Behavioural disorders are the most common reasons that parents are told to take their kids for mental health assessments and treatment. Behavioral disorders are also common in adults. We study the processes involved in the development and maintenance of behavior disorders across a wide range of populations including individuals diagnosed with intellectual and developmental disabilities as well as adults with mental health needs. Our research focuses on strategies to improve the assessment and treatment of behavioural interventions across a range of behaviour disorders including severe destructive behavior, pediatric feeding disorders, and sleep disturbances.
We study variables that lead to clinical relapse while drawing parallels between the experimental laboratory and natural situations in which relapse is likely to occur. Knowledge derived from our basic research is geared toward understanding fundamental behavioural processes contributing to relapse and developing behavioural technologies needed to better address clinical relapse. Findings from our applied research on treatment failures are used to inform, refine, and improve upon those basic experimental investigations of relapse.

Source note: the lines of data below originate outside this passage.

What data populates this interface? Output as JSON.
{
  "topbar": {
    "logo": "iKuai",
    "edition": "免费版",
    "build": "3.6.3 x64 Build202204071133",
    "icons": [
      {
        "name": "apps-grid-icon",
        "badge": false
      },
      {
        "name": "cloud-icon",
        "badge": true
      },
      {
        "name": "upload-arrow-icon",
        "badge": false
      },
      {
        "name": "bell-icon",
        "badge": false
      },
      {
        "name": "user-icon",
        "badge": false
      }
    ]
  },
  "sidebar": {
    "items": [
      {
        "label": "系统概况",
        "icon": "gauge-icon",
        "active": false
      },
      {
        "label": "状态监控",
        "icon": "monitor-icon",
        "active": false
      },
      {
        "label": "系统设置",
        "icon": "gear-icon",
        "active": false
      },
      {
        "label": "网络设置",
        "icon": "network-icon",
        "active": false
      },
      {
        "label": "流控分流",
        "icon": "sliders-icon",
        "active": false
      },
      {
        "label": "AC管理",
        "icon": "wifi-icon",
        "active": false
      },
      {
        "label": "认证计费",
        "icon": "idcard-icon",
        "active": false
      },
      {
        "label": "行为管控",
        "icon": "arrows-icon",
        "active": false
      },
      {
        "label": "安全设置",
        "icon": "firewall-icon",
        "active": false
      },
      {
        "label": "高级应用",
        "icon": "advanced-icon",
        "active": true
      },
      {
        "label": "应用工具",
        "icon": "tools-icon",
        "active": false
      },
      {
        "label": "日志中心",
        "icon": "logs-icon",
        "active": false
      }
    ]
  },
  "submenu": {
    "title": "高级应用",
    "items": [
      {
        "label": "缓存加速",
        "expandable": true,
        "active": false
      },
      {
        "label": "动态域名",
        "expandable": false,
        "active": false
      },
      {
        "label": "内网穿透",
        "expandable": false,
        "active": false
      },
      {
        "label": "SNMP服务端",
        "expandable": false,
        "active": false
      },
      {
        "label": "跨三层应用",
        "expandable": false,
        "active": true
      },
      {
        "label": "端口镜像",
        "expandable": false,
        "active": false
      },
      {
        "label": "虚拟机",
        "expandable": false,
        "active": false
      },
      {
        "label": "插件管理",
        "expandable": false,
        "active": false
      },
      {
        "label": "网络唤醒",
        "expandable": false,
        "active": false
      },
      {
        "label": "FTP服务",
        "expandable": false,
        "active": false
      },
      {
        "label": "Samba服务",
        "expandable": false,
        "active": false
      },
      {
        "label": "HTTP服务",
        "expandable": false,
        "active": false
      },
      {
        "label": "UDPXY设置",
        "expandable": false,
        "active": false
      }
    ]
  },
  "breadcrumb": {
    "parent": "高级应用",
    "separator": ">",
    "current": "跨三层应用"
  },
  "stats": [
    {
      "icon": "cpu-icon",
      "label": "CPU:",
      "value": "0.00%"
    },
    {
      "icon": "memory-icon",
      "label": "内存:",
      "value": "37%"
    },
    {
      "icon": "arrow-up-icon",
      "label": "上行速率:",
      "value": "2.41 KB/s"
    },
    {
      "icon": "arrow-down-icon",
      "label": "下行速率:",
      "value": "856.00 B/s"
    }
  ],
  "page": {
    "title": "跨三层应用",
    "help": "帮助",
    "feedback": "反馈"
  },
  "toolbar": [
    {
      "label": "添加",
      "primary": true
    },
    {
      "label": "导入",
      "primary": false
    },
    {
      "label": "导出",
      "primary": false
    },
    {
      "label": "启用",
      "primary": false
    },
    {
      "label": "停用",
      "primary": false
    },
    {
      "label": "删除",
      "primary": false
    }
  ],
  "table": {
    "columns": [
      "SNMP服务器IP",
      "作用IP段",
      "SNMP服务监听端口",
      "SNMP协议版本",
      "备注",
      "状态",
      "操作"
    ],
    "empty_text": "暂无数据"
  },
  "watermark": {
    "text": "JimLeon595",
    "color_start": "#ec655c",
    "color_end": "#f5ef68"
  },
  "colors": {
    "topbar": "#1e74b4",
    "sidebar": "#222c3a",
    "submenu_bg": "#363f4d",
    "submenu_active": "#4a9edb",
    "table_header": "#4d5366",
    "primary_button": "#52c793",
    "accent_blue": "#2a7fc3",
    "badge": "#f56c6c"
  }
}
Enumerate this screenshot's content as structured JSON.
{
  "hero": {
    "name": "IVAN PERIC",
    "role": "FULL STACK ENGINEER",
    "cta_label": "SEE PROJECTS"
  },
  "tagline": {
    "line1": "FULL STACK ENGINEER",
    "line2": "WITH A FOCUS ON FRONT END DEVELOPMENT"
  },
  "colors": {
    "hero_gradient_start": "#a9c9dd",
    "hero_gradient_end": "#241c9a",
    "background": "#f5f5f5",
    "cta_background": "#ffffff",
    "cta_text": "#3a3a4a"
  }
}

Social responsibility promotes fairness and equity across many aspects of society. Behaviour science is one of the leading tools to promote social change across a variety of domains. As a result, we seek to expand applications of behaviour and cultural analysis to address a range of social issues, particularly those related to social justice, human rights, and environmental implications such as climate change and sustainability. The goal of this research is to explore and strengthen the evidence base for behaviour science as a method to enact change for issues of societal and global importance.